Comparing the reactivity of different natural clays under thermal and alkali activation

  • Ahmed Zohair Khalifa Building Materials and Building Technology Section, KU Leuven
  • Yiannis Pontikes KU Leuven, Department of Materials Engineering, Kasteelpark Arenberg 44, 3001 Leuven, Belgium
  • Jan Elsen KU Leuven, Department of Earth and Environmental Sciences, Celestijnenlaan 200C, B-3001 Heverlee, Belgium
  • Özlem Cizer KU Leuven, Department of Civil Engineering, Kasteelpark Arenberg 40, 3001 Leuven, Belgium

Abstract

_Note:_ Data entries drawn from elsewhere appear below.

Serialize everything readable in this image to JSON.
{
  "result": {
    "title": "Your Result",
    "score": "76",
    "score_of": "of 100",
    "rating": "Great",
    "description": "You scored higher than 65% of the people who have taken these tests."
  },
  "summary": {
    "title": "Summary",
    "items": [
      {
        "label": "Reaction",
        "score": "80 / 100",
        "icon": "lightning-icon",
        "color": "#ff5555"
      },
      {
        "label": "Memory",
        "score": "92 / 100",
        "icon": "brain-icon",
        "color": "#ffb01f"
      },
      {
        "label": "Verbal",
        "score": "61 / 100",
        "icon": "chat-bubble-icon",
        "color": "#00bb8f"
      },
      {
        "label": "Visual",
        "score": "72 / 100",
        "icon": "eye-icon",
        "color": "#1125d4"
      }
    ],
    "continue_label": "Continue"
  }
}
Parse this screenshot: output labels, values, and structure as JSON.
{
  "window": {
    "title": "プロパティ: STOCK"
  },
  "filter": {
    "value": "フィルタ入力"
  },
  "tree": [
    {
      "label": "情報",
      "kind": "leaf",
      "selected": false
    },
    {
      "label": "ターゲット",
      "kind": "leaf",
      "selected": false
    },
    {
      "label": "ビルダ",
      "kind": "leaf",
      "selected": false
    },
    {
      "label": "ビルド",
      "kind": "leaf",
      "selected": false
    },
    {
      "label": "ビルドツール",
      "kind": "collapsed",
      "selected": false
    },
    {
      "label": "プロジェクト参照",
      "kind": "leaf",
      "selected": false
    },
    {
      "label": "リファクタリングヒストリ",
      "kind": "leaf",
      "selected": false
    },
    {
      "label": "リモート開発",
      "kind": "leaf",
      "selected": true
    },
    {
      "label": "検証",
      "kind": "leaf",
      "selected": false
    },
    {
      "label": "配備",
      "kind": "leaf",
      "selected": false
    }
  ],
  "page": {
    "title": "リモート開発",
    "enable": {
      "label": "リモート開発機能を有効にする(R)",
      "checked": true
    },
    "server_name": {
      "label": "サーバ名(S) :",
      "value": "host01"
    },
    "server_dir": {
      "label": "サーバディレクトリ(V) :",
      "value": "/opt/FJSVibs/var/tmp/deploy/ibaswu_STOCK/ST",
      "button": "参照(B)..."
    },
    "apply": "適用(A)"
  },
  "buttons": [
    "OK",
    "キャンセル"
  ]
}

Metakaolin is one of the most popular solid aluminosilicate precursors for the synthesis of geopolymers. Despite its high reactivity and availability, there is a noticeable move towards the use of other natural clays as alternative precursors, due to their plentiful supply and widespread availability. Natural clays usually consist of a combination of 1:1 and 2:1 layer silicates reactivity of which vary. In this work, four different natural clays (SS, BS, MS and WS) composed of 1:1 and 2:1 clay minerals at different proportions were studied for the synthesis of geopolymers. To increase their reactivity prior to alkali activation, the clays were calcined in a laboratory oven at different temperatures (700, 750, 800, 850, 900 °C) and different holding times (10 seconds to 60 minutes). The reactivity of the calcined clays was assessed by the dissolution test and isothermal conduction calorimetry. NaOH and a mix of NaOH and Na2SiO3 were used as alkaline activators. The results show that the optimum calcination temperature of SS, BS and MS is 800 °C with a holding time of 10 minutes. WS is sufficiently calcined at a higher temperature of 900 °C for 20 minutes. Kaolinite-rich clays (SS) present more reactivity towards alkali activation than clays dominated by smectite or illite.  

Published
2019-11-05
How to Cite
Khalifa, A. Z., Pontikes, Y., Elsen, J. and Cizer, Özlem (2019) “Comparing the reactivity of different natural clays under thermal and alkali activation”, RILEM Technical Letters, 40, pp. 74-80. doi: 10.21809/rilemtechlett.2019.85.
Section
Articles